The offseason coaching carousel took a very unexpected extra lap Tuesday.



Lexington announced head football coach Kwayu Graham has resigned after one season. The Jackets were 2-3 in the Central Carolina Conference, 3-8 overall this fall.



Lexington athletic director Ronnie Beverly was shocked by Graham’s decision. “I’m really not sure,” Beverly said. “It was a family decision, and he just wants to do something different.



“He’s been excellent for our program. The changes that he’s made for our school, in just a short period of time. The kids are shocked, we’re all shocked. But I’ve got to respect his decision.”



Graham, who came to Lexington three years ago with Joe Gaddis, admitted he never felt completely comfortable with the program. “First of all, I want to say thank you to the city of Lexington for having me as the head football coach,” Graham said. “From the day I got here, there’s been a split.



“A split in the staff, a split in the community, there’s been a split in the administration, there’s been a split with the school board. And it’s tough to get kids, or any kind of team situation — whether you’re in the Army, the United States Government — when there’s a split, nothing gets done.”



Graham noted the city of Lexington has undergone major changes in the last decade or so, and that has made life tougher on everyone in the city, from adults all the way down to children. But he felt like that is on the upswing; he said academic standards for Lexington football players have improved dramatically under his watch, as well as community service projects, and a decrease in discipline problems at the school.



But ultimately, he never attained a sense of job security. “There are a lot of good things going on,” he explained. “But when you deal with so much conflict — not bad conflict, not hostile — it’s tough to get everybody on the same page.



“From the day I got here, there’s been conflict. I don’t know if it’s a North Carolina/Tennessee thing, but it’s been conflict. And I watched how things have gone the last couple of years, how things were going, and we could never get on solid ground because of the separation.”



Graham said the Lexington situation was very similar to the one he left at Austin East High School in Knoxville, Tenn. He said, as a head coach, his teams never ended their seasons before the third round of the playoffs. Lexington did not qualify for the postseason this year.

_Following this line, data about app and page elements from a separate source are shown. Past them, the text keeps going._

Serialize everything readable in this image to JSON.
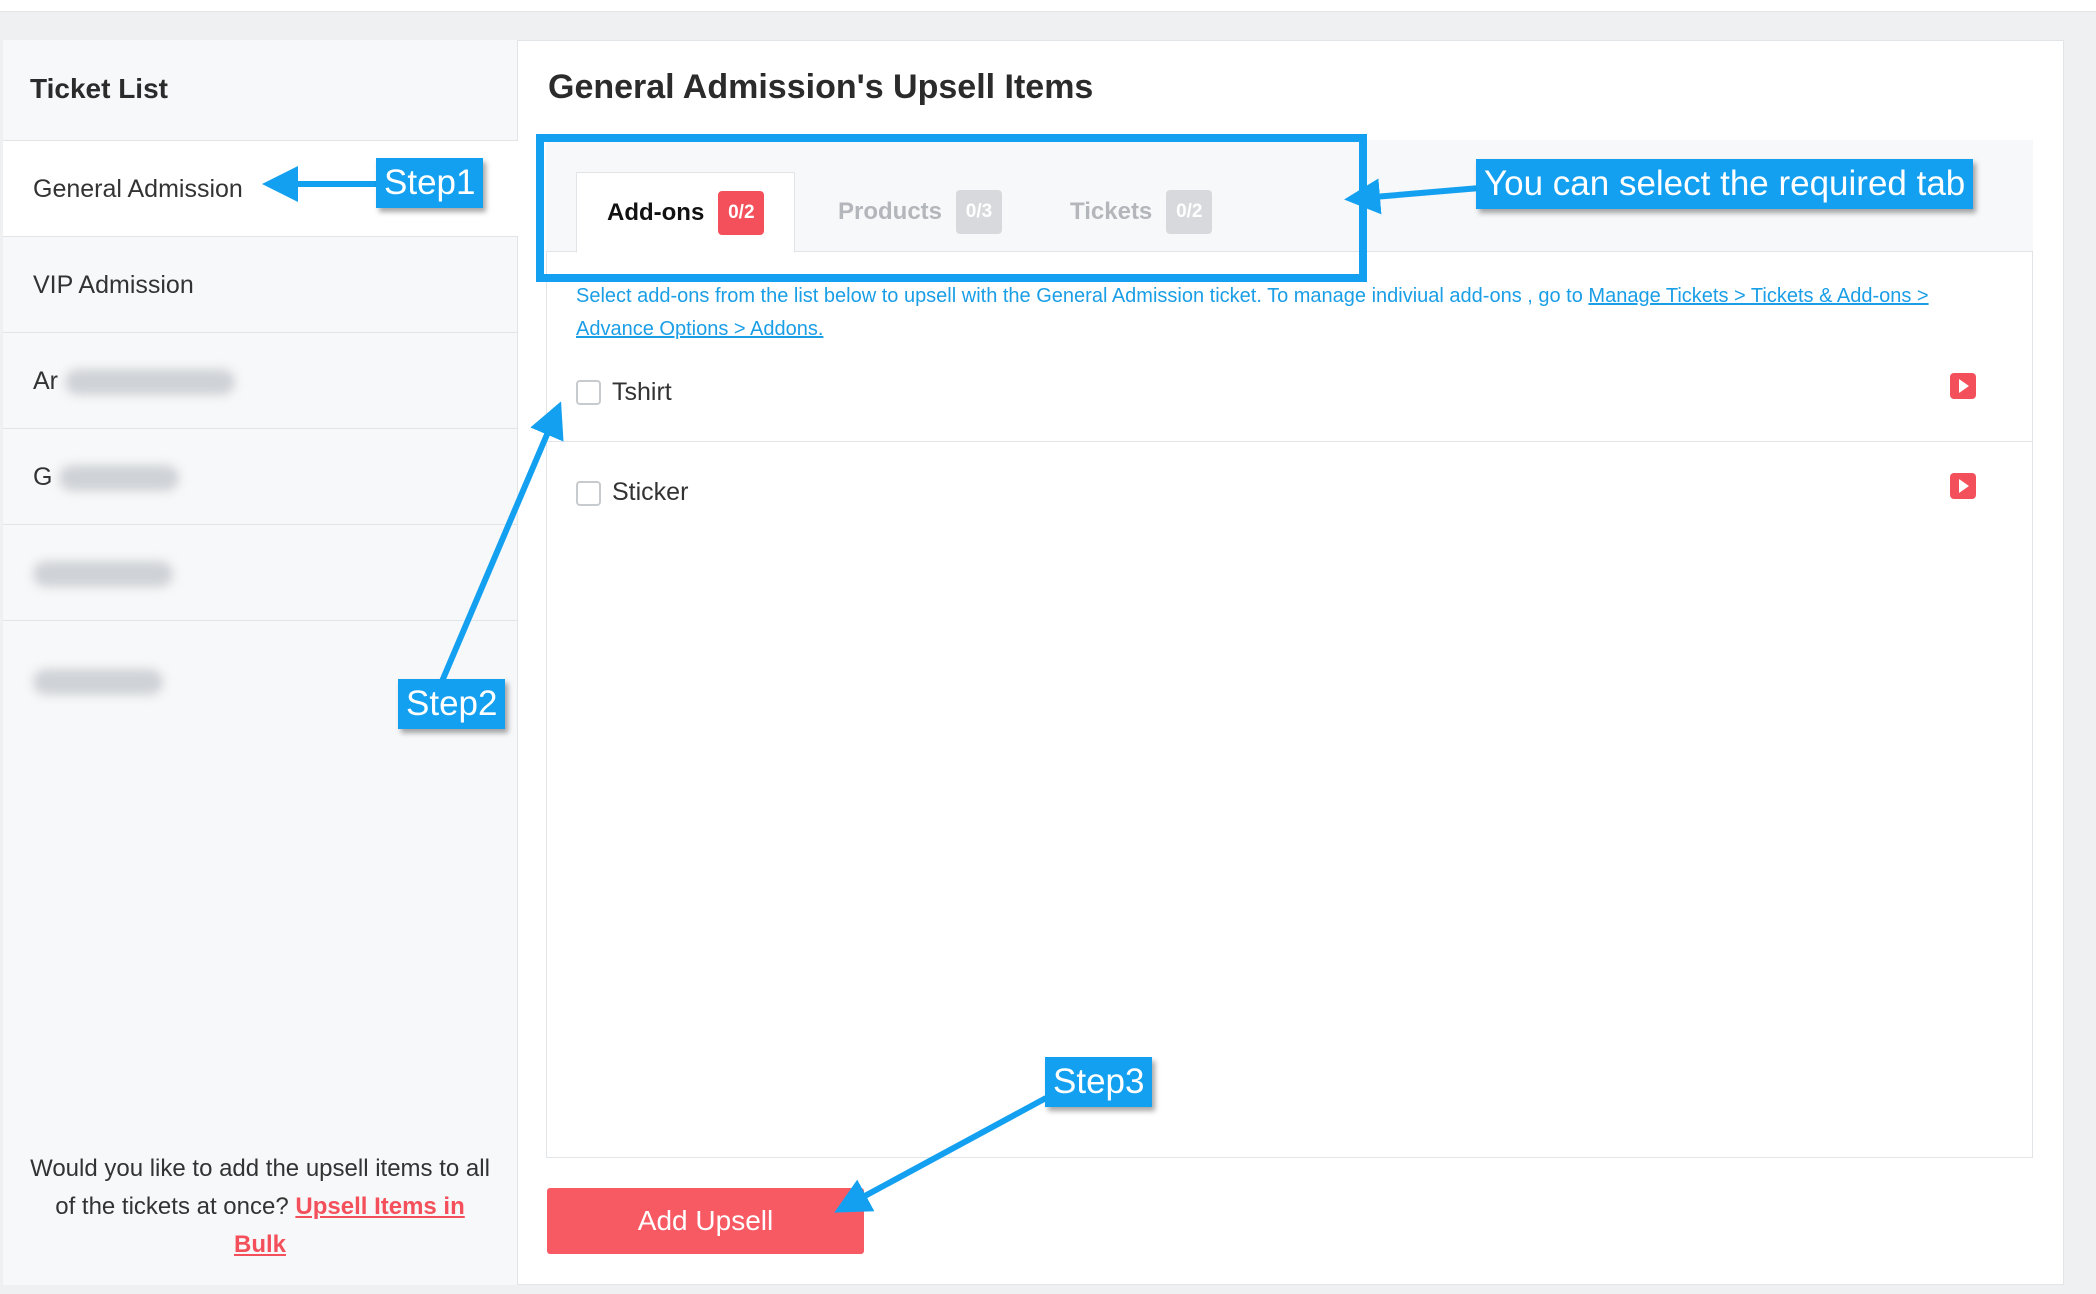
{
  "sidebar": {
    "title": "Ticket List",
    "items": [
      {
        "label": "General Admission",
        "active": true
      },
      {
        "label": "VIP Admission",
        "active": false
      },
      {
        "label": "Ar",
        "active": false
      },
      {
        "label": "G",
        "active": false
      },
      {
        "label": "",
        "active": false
      },
      {
        "label": "",
        "active": false
      }
    ],
    "footer_text": "Would you like to add the upsell items to all of the tickets at once?",
    "footer_link": "Upsell Items in Bulk"
  },
  "main": {
    "title": "General Admission's Upsell Items",
    "tabs": [
      {
        "label": "Add-ons",
        "badge": "0/2",
        "active": true
      },
      {
        "label": "Products",
        "badge": "0/3",
        "active": false
      },
      {
        "label": "Tickets",
        "badge": "0/2",
        "active": false
      }
    ],
    "description_text": "Select add-ons from the list below to upsell with the General Admission ticket. To manage indiviual add-ons , go to",
    "description_link": "Manage Tickets > Tickets & Add-ons > Advance Options > Addons.",
    "items": [
      {
        "label": "Tshirt",
        "checked": false
      },
      {
        "label": "Sticker",
        "checked": false
      }
    ],
    "add_button": "Add Upsell"
  },
  "annotations": {
    "step1": "Step1",
    "step2": "Step2",
    "step3": "Step3",
    "tab_hint": "You can select the required tab"
  },
  "colors": {
    "accent": "#f85a63",
    "link": "#1a9ee6",
    "annotation": "#14a0f0",
    "badge_inactive": "#d7d9dc"
  },
  "icons": {
    "item_action": "play-icon"
  }
}
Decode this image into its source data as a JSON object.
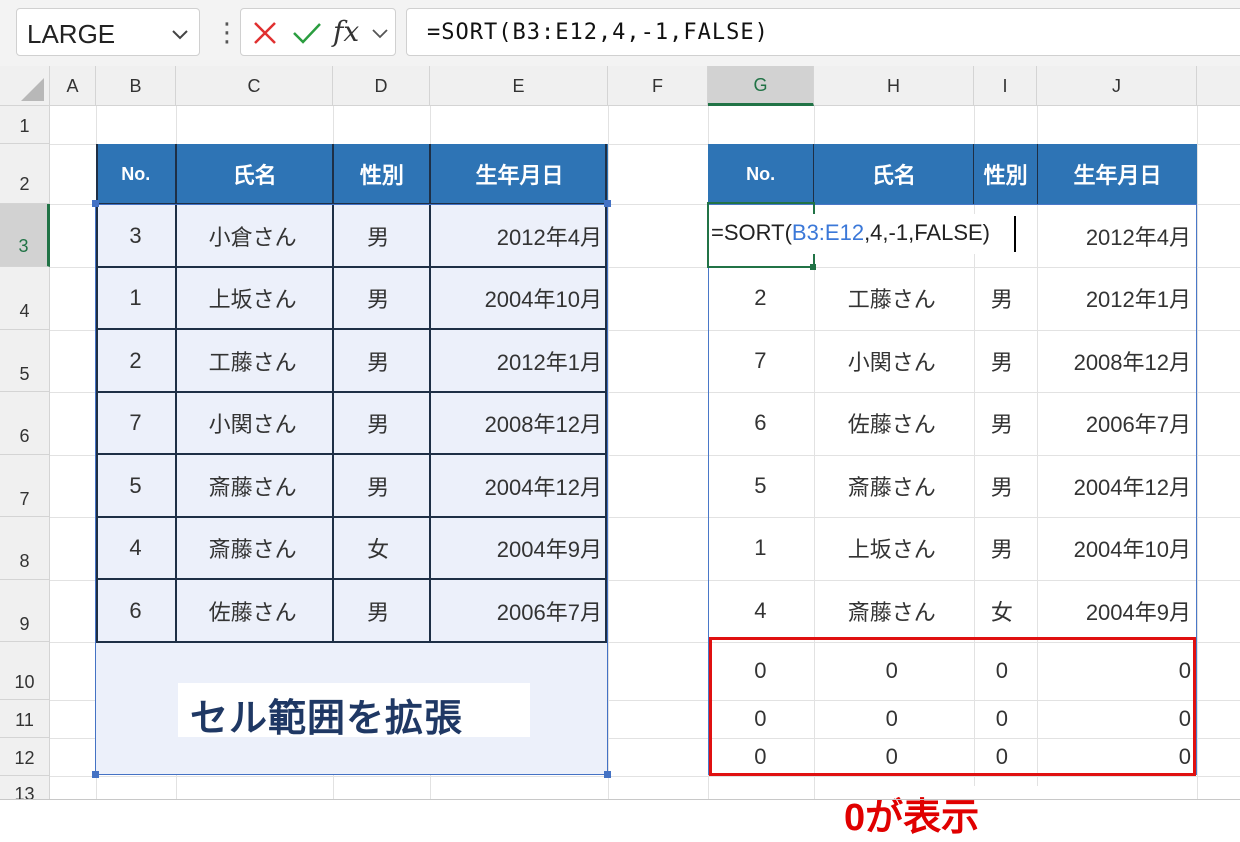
{
  "formula_bar": {
    "name_box": "LARGE",
    "fx_label": "fx",
    "formula": "=SORT(B3:E12,4,-1,FALSE)"
  },
  "columns": [
    "A",
    "B",
    "C",
    "D",
    "E",
    "F",
    "G",
    "H",
    "I",
    "J"
  ],
  "rows": [
    "1",
    "2",
    "3",
    "4",
    "5",
    "6",
    "7",
    "8",
    "9",
    "10",
    "11",
    "12",
    "13"
  ],
  "source_table": {
    "headers": [
      "No.",
      "氏名",
      "性別",
      "生年月日"
    ],
    "rows": [
      [
        "3",
        "小倉さん",
        "男",
        "2012年4月"
      ],
      [
        "1",
        "上坂さん",
        "男",
        "2004年10月"
      ],
      [
        "2",
        "工藤さん",
        "男",
        "2012年1月"
      ],
      [
        "7",
        "小関さん",
        "男",
        "2008年12月"
      ],
      [
        "5",
        "斎藤さん",
        "男",
        "2004年12月"
      ],
      [
        "4",
        "斎藤さん",
        "女",
        "2004年9月"
      ],
      [
        "6",
        "佐藤さん",
        "男",
        "2006年7月"
      ]
    ]
  },
  "result_table": {
    "headers": [
      "No.",
      "氏名",
      "性別",
      "生年月日"
    ],
    "editing": {
      "prefix": "=SORT(",
      "ref": "B3:E12",
      "suffix": ",4,-1,FALSE)",
      "e3": "2012年4月"
    },
    "rows": [
      [
        "2",
        "工藤さん",
        "男",
        "2012年1月"
      ],
      [
        "7",
        "小関さん",
        "男",
        "2008年12月"
      ],
      [
        "6",
        "佐藤さん",
        "男",
        "2006年7月"
      ],
      [
        "5",
        "斎藤さん",
        "男",
        "2004年12月"
      ],
      [
        "1",
        "上坂さん",
        "男",
        "2004年10月"
      ],
      [
        "4",
        "斎藤さん",
        "女",
        "2004年9月"
      ],
      [
        "0",
        "0",
        "0",
        "0"
      ],
      [
        "0",
        "0",
        "0",
        "0"
      ],
      [
        "0",
        "0",
        "0",
        "0"
      ]
    ]
  },
  "annotations": {
    "expand": "セル範囲を拡張",
    "zero": "0が表示"
  },
  "colors": {
    "header_fill": "#2e74b5",
    "table_fill": "#ecf0fa",
    "accent_green": "#217346",
    "highlight_red": "#e01010"
  }
}
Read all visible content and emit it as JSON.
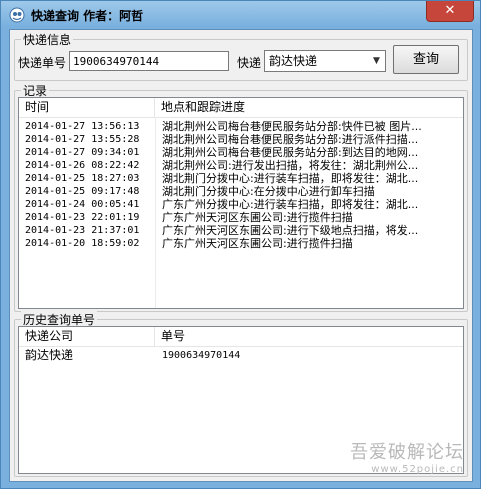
{
  "window": {
    "title": "快递查询 作者：阿哲",
    "close_glyph": "✕"
  },
  "express_info": {
    "group_label": "快递信息",
    "tracking_label": "快递单号",
    "tracking_value": "1900634970144",
    "courier_label": "快递",
    "courier_value": "韵达快递",
    "query_button": "查询"
  },
  "records": {
    "group_label": "记录",
    "columns": [
      "时间",
      "地点和跟踪进度"
    ],
    "rows": [
      {
        "time": "2014-01-27 13:56:13",
        "place": "湖北荆州公司梅台巷便民服务站分部:快件已被 图片..."
      },
      {
        "time": "2014-01-27 13:55:28",
        "place": "湖北荆州公司梅台巷便民服务站分部:进行派件扫描..."
      },
      {
        "time": "2014-01-27 09:34:01",
        "place": "湖北荆州公司梅台巷便民服务站分部:到达目的地网..."
      },
      {
        "time": "2014-01-26 08:22:42",
        "place": "湖北荆州公司:进行发出扫描，将发往：湖北荆州公..."
      },
      {
        "time": "2014-01-25 18:27:03",
        "place": "湖北荆门分拨中心:进行装车扫描，即将发往：湖北..."
      },
      {
        "time": "2014-01-25 09:17:48",
        "place": "湖北荆门分拨中心:在分拨中心进行卸车扫描"
      },
      {
        "time": "2014-01-24 00:05:41",
        "place": "广东广州分拨中心:进行装车扫描，即将发往：湖北..."
      },
      {
        "time": "2014-01-23 22:01:19",
        "place": "广东广州天河区东圃公司:进行揽件扫描"
      },
      {
        "time": "2014-01-23 21:37:01",
        "place": "广东广州天河区东圃公司:进行下级地点扫描，将发..."
      },
      {
        "time": "2014-01-20 18:59:02",
        "place": "广东广州天河区东圃公司:进行揽件扫描"
      }
    ]
  },
  "history": {
    "group_label": "历史查询单号",
    "columns": [
      "快递公司",
      "单号"
    ],
    "rows": [
      {
        "company": "韵达快递",
        "number": "1900634970144"
      }
    ]
  },
  "watermark": {
    "main": "吾爱破解论坛",
    "sub": "www.52pojie.cn"
  },
  "colors": {
    "title_gradient_top": "#9ec8ea",
    "title_gradient_bottom": "#79b0de",
    "close_button": "#c7463b",
    "client_background": "#f0f0f0"
  }
}
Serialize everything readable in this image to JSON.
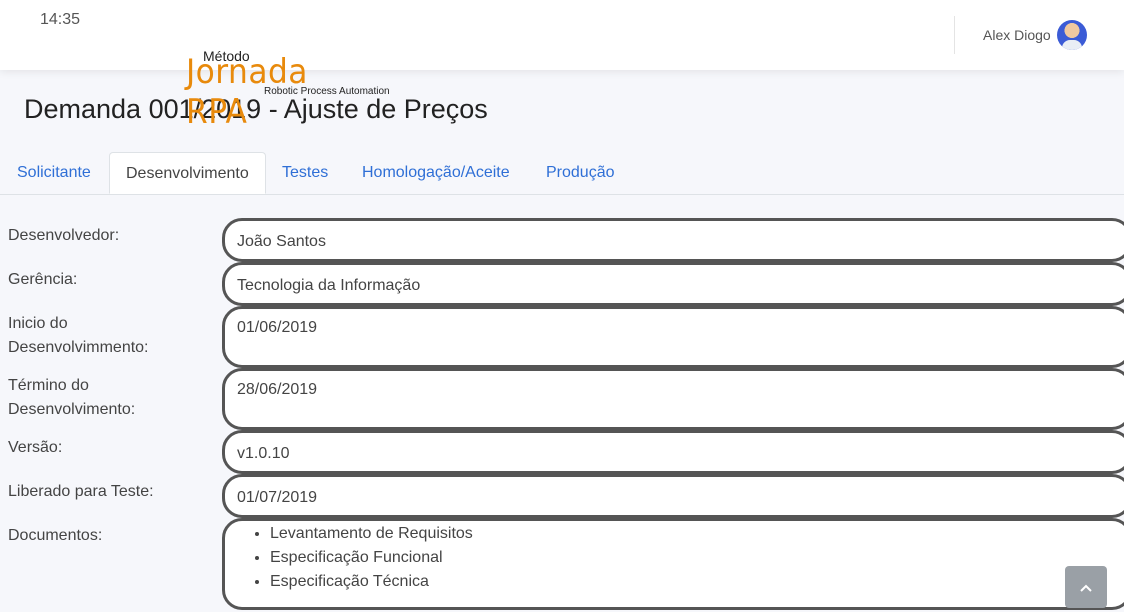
{
  "topbar": {
    "time": "14:35",
    "user_name": "Alex Diogo"
  },
  "logo": {
    "line1": "Método",
    "brand": "Jornada RPA",
    "tagline": "Robotic Process Automation"
  },
  "page_title": "Demanda 001/2019 - Ajuste de Preços",
  "tabs": [
    {
      "label": "Solicitante"
    },
    {
      "label": "Desenvolvimento",
      "active": true
    },
    {
      "label": "Testes"
    },
    {
      "label": "Homologação/Aceite"
    },
    {
      "label": "Produção"
    }
  ],
  "form": {
    "developer": {
      "label": "Desenvolvedor:",
      "value": "João Santos"
    },
    "management": {
      "label": "Gerência:",
      "value": "Tecnologia da Informação"
    },
    "start": {
      "label": "Inicio do Desenvolvimmento:",
      "value": "01/06/2019"
    },
    "end": {
      "label": "Término do Desenvolvimento:",
      "value": "28/06/2019"
    },
    "version": {
      "label": "Versão:",
      "value": "v1.0.10"
    },
    "released": {
      "label": "Liberado para Teste:",
      "value": "01/07/2019"
    },
    "documents": {
      "label": "Documentos:",
      "items": [
        "Levantamento de Requisitos",
        "Especificação Funcional",
        "Especificação Técnica"
      ]
    }
  },
  "icons": {
    "scroll_top": "chevron-up-icon"
  }
}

Graham noted he had a close working relationship with Beverly, Lexington principal Travis Taylor and superintendent Rick Kreisky. But he was concerned he would be measured much more closely by wins and losses than what he did for the students and players he worked with.



“They need unity,” he added. “This program, and this city needs unity. So if I represent that black cloud (of separation), then I need to remove myself.”



Jason Queen can be reached at 249-3981, ext. 220 or jason.queen@the-dispatch.com.